A Walk in the Park

It's interesting to observe daily life while on a daily walk. Although our nearby park is usually quiet and sparsely populated during the week, it is alive with people and activity during the week-ends. Today was no exception. A dozen young marmots scrambled to a rocky bank from the grassy field they were romping in as we neared their territory. Boy Scouts were receiving awards in the amphitheater while family and friends looked on. A boat from 100 miles down the river was filled with grandparents, parents, kids, and dogs. They were packed up like they expected to go farther upriver before they headed home. Motor homes, campers, cozy fires, and children at play filled the campground. And of course the wildflowers along the shore were of interest and delight to me. The park activity was interesting and fun to observe today, but I look forward to the quietness of the week-days best. On those days you can hear the birds sing, watch the squirrels at play, and maybe, just maybe, the little marmots won't run away to hide!

Greeting Guests and Friends

A display at the park shared the hospitality of Lewis and Clark as they made their famous expedition to the west in search for an inland route to the Pacific Ocean. It was their custom to greet Native Americans along the way with a peace pipe and tobacco. Representing peace and friendship, it was an important part of their routine.

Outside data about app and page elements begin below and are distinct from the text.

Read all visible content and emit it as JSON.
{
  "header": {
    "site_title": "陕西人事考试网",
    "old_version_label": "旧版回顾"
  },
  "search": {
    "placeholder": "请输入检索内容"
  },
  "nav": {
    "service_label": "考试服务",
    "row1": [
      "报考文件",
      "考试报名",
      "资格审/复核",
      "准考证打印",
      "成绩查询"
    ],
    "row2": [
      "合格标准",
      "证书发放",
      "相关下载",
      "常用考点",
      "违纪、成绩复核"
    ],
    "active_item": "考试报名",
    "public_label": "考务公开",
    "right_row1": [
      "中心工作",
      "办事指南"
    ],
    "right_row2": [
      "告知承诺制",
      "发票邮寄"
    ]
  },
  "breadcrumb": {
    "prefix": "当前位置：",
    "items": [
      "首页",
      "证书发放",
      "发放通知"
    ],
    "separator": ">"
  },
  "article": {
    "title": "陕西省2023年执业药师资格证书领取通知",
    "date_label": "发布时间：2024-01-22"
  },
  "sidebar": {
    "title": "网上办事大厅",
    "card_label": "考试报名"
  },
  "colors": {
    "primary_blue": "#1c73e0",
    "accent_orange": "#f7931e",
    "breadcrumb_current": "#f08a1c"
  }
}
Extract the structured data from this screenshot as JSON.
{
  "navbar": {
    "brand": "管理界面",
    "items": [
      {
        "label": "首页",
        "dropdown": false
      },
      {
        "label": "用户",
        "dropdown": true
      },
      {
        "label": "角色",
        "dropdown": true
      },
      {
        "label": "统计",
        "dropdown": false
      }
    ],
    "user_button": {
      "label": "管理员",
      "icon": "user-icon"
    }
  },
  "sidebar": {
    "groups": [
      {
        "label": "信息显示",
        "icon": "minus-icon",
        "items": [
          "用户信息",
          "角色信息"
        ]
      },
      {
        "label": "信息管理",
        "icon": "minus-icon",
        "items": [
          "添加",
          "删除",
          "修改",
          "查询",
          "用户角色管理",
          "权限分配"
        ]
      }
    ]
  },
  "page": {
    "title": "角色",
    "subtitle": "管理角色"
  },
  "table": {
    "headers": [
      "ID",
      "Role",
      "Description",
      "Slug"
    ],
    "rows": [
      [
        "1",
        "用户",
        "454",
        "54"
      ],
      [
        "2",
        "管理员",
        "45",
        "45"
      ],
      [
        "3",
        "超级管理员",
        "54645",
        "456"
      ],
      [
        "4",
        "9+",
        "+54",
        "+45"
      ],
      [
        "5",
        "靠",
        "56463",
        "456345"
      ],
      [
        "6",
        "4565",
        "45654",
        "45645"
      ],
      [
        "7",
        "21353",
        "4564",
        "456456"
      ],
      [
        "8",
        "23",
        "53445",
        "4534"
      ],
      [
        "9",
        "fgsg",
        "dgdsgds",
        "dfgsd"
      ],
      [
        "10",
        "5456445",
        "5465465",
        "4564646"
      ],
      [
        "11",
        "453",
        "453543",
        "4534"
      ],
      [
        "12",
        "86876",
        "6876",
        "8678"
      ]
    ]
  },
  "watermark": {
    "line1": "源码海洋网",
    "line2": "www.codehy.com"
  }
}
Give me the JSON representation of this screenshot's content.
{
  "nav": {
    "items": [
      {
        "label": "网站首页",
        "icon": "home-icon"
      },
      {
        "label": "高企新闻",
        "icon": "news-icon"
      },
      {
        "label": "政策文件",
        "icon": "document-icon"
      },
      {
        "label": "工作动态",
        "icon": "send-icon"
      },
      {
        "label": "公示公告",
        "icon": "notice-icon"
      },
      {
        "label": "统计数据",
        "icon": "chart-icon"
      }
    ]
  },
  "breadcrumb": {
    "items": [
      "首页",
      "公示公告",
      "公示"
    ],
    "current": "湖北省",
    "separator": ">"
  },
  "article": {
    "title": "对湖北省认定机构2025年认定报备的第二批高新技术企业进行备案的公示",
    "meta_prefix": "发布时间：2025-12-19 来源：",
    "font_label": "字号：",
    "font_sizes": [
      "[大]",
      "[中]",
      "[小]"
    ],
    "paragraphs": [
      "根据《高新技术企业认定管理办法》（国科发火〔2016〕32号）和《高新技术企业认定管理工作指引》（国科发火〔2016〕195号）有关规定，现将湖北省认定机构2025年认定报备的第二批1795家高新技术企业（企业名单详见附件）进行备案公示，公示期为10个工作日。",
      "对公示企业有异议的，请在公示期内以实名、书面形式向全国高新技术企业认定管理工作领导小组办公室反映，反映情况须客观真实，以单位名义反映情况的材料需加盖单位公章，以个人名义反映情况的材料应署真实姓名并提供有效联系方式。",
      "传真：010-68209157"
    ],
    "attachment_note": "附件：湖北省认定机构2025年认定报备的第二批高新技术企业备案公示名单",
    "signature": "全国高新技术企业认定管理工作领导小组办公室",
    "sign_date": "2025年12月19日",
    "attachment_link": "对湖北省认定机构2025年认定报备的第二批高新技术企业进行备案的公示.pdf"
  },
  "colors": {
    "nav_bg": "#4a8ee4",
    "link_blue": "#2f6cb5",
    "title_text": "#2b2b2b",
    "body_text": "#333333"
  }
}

Aren't you glad that we don't have to smoke pipes these days when a guest comes to visit?

In what ways do you greet your guests and friends? Many cultures greet people with a handshake. Some with a hug. Europeans and Middle Easterners greet by kissing each other's cheeks. It seems to me that Hollywood greets this way as well.

How do you make your guests and friends feel most welcome in your home?

Thursday, May 17, 2007

Vintage Rose Print Tote

Jill of Bailiwick Designs blog had a drawing on Mother's Day in celebration of her first anniversary of blogging. I added my comment to a long list of hopeful blog readers and was quite surprised when Jill contacted me to tell me I was the winner! Today my gift package arrived in the mail. And what a delightful package it was! In addition to this lovely tote, other gifts were included in the box.

All the gifts included with the vintage print roses tote were of a rose theme. Included was a beautiful sachet of rose potpourri, some French rose soap, and some delicious rose pastilles --- tiny candies that taste exactly like roses smell.

I am so impressed with the quality of workmanship that Jill does. Her stitches are even and beautiful with every detail just perfect! Her tote is handmade to perfection! Jill doesn't know that she would be graded on her gift --- and really she is not --- but I can't help to give her an A+ for her work! And a blue ribbon besides! Over the years I have graded hundreds of clothing construction projects for students --- and have been the sewing judge at the county fair. Jill deserves both the A+ and a blue ribbon for her exceptional craftsmanship.

Thank you, Jill, for your thoughtful gift.